Ordinarily, one might think that a documentary about weather would be pretty boring; filled with tweed jacketed meteorologists with deathly boring voices going on about pressure and bars and fronts, but this series – dedicated to the vagaries of weather – has been fascinating, and last night’s episode, Snow, was no less, if not more, interesting than the others have been.
This was in part because it turns out that in 1991, when British Rail notoriously claimed that the ‘wrong type of snow’ had disabled most of the country’s rail system – and were ridiculed the land over for that statement – they were right! The snow that year was of a sort that Engineer Larry Shore stated indignantly caused terrible damage to the trains.
“The trains were sandblasted with it! Hundreds of engines ruined….”
This was clearly something that Larry still grieves over and laments deeply but I don’t think there’s any kind of therapy group he could join to help him get over it… bless him.
Mind you, it drives me insane when a few flakes of snow – be they the wrong or right type – bring Britain to a halt. On February 1st this year, my husband and I took a flight to Spain from East Midlands airport and were told our flight had been delayed due to the snow… at that time, about three flakes had fallen.
This type of thing always prompts me to wonder how do Switzerland go on or Russia or other places where snow is an everyday occurrence more or less? But like many of us, I do love to moan about the effects of snow, but I equally love to see it. That white blanket of glistening, diamond-esque magnificence that always seems to bring with it a particular silence is beautiful – until it turns to sludge or gloopy ice or stops me from getting on a plane on time…
Anyway, back to the show and we got to hear a multitude of interesting facts about snow, some of which I knew and many more I didn’t. For instance, I didn’t know that water doesn’t necessarily freeze when the thermometer hits zero but I did know that all snowflakes are six sided.
One of the best bits of the documentary was watching a professor in Japan who “grows” ‘artificial’ snow. It was all with the aid of filaments and other bits of gadgetry that you had to be there to see, but seeing an actual snowflake develop from miniscule crystals in front of my eyes was enthralling stuff!
However, I’d have to say overall that I found the archive footage and personal recollections of ‘the big snow’ or ‘the harshest winter ever’ type stuff the most fun.

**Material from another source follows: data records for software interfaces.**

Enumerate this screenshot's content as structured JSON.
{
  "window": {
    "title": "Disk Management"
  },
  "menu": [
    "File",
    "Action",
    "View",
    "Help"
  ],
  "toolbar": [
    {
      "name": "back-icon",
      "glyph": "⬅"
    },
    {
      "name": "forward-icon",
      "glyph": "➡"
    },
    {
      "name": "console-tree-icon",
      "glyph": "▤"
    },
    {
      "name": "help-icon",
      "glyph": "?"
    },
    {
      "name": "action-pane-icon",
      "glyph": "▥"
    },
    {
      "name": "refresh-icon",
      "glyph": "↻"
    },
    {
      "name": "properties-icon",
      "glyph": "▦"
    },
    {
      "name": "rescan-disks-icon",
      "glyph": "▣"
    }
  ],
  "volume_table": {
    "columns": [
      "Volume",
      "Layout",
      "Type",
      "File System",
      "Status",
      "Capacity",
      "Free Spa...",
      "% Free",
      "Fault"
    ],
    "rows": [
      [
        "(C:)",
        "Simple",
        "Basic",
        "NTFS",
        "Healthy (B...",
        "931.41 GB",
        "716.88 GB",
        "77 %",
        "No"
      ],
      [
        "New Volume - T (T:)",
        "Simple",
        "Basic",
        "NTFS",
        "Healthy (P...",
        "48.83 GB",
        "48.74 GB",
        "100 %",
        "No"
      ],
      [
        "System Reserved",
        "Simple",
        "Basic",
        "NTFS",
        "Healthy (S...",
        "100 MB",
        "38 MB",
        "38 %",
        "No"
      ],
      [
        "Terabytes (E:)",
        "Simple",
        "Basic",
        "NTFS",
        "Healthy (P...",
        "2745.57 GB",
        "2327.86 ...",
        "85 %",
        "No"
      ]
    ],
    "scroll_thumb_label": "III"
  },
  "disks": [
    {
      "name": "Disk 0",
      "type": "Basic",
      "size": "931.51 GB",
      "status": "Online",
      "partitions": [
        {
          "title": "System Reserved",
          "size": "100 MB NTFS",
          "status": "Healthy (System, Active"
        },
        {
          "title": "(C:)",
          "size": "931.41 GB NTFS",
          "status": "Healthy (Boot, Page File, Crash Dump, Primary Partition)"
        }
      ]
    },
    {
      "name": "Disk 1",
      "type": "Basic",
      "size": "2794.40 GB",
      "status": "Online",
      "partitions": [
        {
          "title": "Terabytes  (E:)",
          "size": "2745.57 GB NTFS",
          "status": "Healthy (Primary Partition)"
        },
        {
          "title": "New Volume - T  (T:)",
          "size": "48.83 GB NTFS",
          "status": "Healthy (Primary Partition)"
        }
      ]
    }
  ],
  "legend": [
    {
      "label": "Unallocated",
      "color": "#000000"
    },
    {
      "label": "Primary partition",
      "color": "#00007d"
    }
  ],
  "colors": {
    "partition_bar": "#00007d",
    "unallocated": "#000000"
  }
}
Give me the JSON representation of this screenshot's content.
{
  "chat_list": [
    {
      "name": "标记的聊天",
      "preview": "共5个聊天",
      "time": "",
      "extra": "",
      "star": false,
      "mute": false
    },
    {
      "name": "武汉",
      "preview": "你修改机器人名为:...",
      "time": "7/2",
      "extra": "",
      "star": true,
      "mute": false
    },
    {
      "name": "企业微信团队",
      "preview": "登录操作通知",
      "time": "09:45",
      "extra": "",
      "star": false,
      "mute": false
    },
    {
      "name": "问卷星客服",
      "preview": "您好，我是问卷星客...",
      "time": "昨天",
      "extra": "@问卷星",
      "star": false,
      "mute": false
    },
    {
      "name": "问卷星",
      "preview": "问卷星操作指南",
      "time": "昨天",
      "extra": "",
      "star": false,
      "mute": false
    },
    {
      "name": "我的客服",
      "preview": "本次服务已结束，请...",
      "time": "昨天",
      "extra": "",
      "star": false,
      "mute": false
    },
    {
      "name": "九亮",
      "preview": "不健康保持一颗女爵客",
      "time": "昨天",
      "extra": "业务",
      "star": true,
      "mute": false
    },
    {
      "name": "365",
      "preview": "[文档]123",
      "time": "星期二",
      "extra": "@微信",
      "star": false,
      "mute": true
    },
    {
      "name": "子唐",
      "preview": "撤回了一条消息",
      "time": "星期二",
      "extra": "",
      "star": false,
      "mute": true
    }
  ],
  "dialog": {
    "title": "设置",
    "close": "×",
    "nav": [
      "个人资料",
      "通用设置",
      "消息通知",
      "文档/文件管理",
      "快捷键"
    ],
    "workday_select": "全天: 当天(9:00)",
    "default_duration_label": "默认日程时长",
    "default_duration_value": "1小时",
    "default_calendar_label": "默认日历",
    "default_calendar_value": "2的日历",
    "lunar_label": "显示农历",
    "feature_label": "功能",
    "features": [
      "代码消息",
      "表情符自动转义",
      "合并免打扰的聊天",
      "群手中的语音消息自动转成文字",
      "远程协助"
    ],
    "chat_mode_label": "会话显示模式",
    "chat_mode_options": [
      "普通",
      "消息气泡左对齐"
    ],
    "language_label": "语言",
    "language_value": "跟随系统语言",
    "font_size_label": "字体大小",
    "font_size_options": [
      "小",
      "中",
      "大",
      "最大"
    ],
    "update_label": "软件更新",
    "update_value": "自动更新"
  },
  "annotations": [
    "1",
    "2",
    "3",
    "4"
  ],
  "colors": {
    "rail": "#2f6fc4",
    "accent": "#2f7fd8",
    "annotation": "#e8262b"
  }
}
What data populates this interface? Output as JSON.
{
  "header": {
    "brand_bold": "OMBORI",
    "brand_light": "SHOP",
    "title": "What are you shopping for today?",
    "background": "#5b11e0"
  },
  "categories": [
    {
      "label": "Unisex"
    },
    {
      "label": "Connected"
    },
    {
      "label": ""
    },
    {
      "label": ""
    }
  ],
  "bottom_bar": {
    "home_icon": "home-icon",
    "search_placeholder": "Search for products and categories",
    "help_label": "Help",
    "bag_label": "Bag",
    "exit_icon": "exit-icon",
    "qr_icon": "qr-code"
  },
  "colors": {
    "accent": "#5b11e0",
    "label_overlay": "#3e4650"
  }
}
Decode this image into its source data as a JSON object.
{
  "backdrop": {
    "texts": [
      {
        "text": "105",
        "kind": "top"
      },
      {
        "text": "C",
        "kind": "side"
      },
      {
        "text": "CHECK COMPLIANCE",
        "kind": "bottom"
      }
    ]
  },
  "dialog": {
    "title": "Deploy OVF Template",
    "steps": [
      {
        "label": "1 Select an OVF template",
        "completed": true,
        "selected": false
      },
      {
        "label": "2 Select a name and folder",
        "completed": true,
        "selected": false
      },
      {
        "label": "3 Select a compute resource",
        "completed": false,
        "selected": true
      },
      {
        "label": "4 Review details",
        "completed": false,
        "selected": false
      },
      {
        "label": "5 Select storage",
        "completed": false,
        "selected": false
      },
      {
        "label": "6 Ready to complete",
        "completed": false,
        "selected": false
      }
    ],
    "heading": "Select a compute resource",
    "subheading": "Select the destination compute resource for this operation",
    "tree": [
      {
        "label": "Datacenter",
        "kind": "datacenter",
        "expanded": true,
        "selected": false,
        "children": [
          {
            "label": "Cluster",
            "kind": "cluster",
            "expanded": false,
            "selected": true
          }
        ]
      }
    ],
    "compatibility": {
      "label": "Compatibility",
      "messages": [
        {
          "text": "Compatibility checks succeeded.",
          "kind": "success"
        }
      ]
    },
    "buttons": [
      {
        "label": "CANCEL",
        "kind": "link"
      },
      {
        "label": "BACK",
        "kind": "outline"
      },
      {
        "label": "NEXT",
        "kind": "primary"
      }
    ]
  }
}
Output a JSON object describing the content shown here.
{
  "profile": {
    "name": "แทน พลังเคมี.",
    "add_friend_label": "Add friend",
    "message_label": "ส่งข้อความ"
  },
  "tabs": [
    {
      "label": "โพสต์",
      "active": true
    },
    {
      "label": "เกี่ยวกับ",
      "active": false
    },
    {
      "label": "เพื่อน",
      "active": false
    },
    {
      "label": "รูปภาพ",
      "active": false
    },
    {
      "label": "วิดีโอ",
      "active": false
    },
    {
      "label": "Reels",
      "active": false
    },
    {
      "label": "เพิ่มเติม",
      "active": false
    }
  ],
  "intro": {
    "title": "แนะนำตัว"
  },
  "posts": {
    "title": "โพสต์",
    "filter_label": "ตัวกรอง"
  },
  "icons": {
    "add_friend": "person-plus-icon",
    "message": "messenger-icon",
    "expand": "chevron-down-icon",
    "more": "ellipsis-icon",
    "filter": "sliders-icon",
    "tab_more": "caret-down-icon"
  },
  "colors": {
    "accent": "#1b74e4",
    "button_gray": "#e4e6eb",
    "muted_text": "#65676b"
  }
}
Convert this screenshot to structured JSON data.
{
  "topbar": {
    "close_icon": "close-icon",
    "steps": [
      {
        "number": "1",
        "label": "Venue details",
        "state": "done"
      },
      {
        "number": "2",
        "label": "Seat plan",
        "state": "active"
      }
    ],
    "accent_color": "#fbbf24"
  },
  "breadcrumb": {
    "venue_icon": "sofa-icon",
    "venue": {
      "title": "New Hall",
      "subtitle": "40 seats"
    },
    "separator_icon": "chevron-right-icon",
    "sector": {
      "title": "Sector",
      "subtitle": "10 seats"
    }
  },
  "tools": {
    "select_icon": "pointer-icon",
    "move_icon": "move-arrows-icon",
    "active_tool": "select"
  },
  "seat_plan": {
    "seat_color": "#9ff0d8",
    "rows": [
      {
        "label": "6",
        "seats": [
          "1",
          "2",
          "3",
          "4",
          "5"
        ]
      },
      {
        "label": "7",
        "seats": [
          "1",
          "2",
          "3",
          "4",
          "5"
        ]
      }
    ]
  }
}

There was a contribution from Dickie Bird who – I’m terribly sorry Dickie – for some reason I thought had died long since, but anyway, he recounted how in June 1975, snowfall halted a cricket match in Derbyshire.
“Clive Lloyd was very excited… They just started throwing snowballs!” he said with that lovely mellifluous voice of his.
Then there was a lady called Christine who, when she was aged 16, had to walk to the farm where she worked through a blizzard of unprecedented proportions. Six hours it took her and when she got there, she fed the animals then did the walk again to go home! That’s dedication right there and by rights, she should be given a prize of some kind.
During the programme, Christine reconstructed her walk but given there was no hint of snow it didn’t have quite the impact that one would’ve hoped. You’d think BBC2 could’ve at least provided a snow machine or something, but there we are, that’s cut backs for you.
The programme ended predictably enough with dire warnings about global warming and how we’re all going to become “snow tourists” and how those traditional Christmas card images of robins sitting on snow laden branches will inevitably become only a fond memory…
In years to come, Christmas cards will probably depict birds of paradise sipping cocktails atop a melting iceberg, but despite the we’ll-never-see-snow-in-the-future stuff, which put something of a downer on the general wintery joie de vivre of the show, it was nonetheless an interesting and entertaining show, and from the BBC these days, that’s noteworthy in and of itself!